◆ **What is required**
List every line below containing "value".

Segment Start: Supplied records

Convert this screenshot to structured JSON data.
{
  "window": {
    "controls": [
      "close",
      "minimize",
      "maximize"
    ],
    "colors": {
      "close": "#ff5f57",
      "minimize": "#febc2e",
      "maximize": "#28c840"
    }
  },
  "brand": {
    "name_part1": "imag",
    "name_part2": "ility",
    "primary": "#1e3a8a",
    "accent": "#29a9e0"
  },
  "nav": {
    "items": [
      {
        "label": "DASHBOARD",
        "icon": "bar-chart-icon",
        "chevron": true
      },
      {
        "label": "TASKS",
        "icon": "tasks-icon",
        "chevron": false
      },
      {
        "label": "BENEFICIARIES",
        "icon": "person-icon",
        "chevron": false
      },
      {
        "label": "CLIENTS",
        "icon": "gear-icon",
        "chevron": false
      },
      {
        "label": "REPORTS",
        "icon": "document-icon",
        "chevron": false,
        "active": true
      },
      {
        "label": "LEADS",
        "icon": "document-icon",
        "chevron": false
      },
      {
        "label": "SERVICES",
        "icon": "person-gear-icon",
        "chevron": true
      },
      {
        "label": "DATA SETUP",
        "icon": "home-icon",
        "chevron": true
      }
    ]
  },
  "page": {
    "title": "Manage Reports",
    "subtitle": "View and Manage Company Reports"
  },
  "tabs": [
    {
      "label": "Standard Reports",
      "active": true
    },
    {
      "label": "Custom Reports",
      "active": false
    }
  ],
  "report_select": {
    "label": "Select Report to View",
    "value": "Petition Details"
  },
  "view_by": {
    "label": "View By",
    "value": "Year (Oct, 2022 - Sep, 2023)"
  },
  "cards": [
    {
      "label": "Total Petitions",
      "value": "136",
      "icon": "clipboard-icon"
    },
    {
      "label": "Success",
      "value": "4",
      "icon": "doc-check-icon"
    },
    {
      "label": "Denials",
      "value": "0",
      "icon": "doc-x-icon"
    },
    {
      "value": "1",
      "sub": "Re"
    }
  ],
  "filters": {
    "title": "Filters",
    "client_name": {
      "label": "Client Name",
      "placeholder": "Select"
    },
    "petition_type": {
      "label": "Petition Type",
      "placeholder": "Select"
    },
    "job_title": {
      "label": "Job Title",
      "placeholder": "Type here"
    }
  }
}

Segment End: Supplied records

◆ **Written response**
    "value": "Petition Details"
    "value": "Year (Oct, 2022 - Sep, 2023)"
      "value": "136",
      "value": "4",
      "value": "0",
      "value": "1",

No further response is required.